Description of the task:
If a line of the material contains "accent", copy it.

Data records:
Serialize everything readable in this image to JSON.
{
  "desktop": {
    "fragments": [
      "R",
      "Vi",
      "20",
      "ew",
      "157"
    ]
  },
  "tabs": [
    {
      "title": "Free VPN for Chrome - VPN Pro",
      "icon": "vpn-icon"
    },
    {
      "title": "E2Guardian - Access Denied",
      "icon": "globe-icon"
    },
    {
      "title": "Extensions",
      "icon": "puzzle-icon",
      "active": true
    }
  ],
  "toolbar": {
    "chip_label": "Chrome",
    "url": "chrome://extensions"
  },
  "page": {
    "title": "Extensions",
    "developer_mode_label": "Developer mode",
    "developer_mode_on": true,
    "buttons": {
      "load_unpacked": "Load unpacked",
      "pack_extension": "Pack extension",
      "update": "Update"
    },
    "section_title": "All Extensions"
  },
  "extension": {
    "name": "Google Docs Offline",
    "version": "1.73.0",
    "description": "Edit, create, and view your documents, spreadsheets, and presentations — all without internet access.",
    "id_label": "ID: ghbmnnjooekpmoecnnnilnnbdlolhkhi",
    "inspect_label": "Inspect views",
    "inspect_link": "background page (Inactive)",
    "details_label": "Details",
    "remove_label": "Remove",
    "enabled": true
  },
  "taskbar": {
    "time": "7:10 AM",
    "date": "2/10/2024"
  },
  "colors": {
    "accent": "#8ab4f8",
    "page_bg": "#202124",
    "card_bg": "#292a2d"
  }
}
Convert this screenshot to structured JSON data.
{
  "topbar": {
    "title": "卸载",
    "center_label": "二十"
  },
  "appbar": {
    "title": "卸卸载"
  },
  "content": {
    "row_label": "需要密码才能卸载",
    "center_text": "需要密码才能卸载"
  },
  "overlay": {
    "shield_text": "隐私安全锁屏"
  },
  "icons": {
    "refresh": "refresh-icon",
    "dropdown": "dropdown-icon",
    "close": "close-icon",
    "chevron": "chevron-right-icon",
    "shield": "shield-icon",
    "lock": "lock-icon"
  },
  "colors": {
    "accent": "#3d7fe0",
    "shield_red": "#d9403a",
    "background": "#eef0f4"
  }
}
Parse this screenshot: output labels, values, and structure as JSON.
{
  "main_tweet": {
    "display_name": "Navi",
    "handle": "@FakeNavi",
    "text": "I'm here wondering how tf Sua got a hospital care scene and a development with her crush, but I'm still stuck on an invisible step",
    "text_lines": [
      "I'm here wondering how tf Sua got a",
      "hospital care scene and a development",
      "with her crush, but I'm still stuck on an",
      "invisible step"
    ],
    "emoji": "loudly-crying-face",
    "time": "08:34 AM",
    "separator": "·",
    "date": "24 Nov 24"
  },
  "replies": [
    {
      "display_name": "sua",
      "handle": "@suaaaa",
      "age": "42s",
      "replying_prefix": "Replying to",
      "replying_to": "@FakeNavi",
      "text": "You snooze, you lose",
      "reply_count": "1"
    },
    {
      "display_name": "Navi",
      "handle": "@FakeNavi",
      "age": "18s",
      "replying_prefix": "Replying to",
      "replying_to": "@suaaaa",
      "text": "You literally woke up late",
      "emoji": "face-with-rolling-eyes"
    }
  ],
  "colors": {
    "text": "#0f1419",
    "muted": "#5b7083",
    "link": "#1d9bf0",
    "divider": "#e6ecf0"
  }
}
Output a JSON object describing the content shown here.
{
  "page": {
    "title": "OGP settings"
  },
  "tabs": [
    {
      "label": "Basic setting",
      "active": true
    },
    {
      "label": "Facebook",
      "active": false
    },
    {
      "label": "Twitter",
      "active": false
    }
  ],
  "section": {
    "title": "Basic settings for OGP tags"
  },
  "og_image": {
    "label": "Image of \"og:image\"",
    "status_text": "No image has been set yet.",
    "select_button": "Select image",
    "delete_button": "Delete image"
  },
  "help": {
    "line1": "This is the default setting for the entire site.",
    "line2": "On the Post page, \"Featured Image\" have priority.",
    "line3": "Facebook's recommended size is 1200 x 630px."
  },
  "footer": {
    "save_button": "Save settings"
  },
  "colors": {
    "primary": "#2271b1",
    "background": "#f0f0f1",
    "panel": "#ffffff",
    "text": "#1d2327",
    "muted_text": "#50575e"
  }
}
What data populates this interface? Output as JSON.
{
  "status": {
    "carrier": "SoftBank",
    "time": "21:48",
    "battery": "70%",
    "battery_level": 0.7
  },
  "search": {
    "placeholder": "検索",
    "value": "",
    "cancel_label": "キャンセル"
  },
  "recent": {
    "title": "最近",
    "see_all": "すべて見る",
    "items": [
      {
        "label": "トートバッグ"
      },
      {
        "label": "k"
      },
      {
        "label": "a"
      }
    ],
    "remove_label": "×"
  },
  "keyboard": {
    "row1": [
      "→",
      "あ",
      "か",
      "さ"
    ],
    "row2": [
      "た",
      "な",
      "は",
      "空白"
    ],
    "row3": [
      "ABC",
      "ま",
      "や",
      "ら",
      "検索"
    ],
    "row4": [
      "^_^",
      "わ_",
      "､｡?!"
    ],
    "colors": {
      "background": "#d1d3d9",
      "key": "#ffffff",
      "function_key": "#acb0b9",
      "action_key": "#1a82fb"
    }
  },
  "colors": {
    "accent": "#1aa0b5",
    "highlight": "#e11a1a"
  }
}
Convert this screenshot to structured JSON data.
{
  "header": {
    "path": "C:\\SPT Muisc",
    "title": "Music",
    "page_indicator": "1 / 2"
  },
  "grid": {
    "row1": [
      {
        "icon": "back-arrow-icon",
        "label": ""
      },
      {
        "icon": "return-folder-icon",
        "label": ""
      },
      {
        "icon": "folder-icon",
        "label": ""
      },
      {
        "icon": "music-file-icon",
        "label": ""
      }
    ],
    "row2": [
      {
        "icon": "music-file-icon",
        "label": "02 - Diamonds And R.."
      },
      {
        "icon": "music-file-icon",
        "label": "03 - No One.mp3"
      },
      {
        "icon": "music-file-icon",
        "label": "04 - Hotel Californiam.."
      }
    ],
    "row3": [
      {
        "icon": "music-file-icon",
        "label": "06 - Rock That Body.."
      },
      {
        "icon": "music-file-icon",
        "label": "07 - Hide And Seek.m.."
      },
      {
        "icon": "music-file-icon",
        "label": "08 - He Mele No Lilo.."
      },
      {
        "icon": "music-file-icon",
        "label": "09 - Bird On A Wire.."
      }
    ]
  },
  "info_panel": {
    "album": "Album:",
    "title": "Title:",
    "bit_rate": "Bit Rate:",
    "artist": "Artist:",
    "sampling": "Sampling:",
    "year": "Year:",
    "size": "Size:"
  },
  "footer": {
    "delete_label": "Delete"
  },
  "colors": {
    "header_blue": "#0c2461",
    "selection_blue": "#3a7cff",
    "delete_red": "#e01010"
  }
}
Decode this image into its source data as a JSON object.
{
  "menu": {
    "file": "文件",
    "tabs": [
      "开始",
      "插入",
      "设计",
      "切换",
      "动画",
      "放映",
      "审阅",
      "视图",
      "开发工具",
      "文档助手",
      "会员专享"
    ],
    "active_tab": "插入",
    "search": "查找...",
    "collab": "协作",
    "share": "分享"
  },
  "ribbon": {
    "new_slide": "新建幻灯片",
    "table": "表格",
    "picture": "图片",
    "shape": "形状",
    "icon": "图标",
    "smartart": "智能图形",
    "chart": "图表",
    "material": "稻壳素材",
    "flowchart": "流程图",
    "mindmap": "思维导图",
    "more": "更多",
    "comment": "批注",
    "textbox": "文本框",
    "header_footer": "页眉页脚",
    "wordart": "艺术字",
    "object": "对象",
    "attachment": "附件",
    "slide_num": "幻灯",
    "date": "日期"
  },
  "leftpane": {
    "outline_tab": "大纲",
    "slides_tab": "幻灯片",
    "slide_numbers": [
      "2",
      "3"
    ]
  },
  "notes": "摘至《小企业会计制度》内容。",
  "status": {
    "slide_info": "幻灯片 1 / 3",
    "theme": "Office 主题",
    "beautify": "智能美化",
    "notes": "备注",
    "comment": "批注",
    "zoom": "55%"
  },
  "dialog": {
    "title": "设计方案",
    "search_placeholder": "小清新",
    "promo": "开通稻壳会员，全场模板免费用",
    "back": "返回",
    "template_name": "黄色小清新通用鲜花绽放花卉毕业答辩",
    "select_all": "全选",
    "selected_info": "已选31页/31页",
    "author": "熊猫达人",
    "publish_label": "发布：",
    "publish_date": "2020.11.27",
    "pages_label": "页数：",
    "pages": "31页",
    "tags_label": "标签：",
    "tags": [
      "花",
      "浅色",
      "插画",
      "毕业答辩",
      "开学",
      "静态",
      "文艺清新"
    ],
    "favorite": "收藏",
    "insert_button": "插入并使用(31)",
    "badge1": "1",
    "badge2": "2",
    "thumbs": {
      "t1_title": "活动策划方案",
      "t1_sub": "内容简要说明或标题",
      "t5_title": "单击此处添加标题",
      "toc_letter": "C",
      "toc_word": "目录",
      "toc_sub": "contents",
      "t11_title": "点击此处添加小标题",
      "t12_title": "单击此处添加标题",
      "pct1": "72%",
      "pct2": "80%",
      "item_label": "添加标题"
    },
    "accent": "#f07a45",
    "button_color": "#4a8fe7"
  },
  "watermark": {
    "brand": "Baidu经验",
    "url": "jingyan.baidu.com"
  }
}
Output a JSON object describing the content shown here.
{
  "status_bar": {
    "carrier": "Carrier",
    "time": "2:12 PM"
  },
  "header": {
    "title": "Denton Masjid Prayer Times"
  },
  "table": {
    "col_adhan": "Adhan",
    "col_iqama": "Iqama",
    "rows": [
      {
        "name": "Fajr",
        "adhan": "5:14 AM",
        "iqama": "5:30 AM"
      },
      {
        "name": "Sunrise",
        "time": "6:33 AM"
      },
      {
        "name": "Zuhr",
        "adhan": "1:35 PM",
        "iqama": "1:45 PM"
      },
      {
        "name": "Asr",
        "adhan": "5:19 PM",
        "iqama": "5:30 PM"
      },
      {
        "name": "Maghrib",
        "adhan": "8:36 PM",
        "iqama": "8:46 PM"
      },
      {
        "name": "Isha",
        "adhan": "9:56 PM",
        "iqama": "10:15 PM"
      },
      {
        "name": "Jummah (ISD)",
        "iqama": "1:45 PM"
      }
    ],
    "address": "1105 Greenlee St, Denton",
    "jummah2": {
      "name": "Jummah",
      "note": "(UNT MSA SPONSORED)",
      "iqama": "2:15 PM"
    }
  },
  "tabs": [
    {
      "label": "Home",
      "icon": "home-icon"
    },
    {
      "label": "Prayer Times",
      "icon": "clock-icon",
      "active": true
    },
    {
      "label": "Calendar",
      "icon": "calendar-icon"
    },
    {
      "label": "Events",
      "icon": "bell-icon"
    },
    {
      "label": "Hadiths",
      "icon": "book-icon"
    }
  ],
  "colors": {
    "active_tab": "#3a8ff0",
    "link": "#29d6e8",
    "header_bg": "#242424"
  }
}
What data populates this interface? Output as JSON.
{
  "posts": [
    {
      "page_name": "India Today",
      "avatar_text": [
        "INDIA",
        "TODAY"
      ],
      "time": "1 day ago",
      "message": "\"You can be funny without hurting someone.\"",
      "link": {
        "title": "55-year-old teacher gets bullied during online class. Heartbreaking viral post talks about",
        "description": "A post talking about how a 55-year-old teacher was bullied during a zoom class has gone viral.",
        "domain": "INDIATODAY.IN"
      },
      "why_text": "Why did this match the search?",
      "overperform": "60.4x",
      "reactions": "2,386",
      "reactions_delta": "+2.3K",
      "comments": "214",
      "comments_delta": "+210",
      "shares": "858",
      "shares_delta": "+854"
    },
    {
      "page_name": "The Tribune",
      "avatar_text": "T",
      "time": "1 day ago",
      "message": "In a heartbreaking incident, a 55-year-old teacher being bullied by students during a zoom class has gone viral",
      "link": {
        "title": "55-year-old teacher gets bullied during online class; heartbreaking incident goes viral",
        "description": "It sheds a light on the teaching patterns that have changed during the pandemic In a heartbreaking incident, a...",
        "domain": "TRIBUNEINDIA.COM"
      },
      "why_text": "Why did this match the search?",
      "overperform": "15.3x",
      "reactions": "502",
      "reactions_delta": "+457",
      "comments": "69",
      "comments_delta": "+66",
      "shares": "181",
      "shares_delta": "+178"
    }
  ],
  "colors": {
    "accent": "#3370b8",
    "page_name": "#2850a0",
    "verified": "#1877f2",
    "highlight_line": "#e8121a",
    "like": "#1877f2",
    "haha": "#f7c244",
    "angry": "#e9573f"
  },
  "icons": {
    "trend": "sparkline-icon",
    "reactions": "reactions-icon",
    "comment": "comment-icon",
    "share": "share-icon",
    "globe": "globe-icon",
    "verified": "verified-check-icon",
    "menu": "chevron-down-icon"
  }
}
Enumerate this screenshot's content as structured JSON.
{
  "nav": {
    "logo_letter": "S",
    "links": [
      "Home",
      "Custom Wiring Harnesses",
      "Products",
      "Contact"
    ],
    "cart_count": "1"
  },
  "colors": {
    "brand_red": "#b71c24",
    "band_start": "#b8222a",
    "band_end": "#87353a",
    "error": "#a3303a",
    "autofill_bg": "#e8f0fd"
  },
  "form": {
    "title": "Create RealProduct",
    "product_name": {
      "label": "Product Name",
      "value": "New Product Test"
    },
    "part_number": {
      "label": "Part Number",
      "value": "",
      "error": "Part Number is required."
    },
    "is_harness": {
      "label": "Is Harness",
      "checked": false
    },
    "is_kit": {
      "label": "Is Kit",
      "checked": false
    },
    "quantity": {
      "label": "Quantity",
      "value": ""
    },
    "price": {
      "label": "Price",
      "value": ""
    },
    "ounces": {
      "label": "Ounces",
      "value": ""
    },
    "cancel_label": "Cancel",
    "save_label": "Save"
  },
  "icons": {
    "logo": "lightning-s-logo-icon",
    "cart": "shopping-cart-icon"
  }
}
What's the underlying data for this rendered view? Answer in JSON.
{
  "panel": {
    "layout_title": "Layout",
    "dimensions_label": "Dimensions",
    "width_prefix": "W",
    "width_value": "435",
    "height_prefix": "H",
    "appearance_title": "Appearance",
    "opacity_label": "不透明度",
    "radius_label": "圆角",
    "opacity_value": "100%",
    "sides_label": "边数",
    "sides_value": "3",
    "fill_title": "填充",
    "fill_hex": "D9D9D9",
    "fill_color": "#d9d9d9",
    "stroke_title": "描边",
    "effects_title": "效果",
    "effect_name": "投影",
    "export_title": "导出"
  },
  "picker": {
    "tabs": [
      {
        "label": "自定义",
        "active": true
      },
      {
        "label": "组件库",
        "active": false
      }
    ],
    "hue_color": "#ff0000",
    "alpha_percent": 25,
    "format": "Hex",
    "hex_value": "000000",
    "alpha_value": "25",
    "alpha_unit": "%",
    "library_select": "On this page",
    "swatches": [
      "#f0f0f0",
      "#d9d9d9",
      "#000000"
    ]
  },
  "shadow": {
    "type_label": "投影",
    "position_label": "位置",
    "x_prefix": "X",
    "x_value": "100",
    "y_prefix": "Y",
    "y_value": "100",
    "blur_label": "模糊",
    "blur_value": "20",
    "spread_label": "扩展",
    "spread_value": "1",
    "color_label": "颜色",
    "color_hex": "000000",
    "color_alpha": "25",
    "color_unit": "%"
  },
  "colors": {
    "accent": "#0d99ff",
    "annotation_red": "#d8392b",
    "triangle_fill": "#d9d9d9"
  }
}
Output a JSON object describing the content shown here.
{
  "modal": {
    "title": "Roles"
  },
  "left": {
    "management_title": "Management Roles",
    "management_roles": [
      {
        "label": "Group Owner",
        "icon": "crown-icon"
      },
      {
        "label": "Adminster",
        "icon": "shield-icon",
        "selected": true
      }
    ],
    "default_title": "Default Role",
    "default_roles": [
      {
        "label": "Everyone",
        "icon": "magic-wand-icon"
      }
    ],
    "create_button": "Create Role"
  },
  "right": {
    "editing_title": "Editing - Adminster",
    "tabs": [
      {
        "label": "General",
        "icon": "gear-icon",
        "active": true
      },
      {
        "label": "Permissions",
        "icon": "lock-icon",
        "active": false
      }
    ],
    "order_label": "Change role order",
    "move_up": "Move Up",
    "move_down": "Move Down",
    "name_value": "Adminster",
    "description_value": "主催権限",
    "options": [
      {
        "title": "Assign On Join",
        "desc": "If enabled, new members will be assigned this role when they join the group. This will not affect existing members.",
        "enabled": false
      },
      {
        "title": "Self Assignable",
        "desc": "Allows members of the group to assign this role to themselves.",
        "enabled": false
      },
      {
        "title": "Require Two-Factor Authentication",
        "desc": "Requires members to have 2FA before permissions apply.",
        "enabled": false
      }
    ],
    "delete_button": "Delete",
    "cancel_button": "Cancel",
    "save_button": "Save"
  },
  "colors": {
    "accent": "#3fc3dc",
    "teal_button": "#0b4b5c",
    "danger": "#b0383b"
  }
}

Finished exercise:
    "accent": "#8ab4f8",
    "accent": "#3d7fe0",
    "accent": "#1aa0b5",
    "accent": "#f07a45",
    "accent": "#3370b8",
    "accent": "#0d99ff",
    "accent": "#3fc3dc",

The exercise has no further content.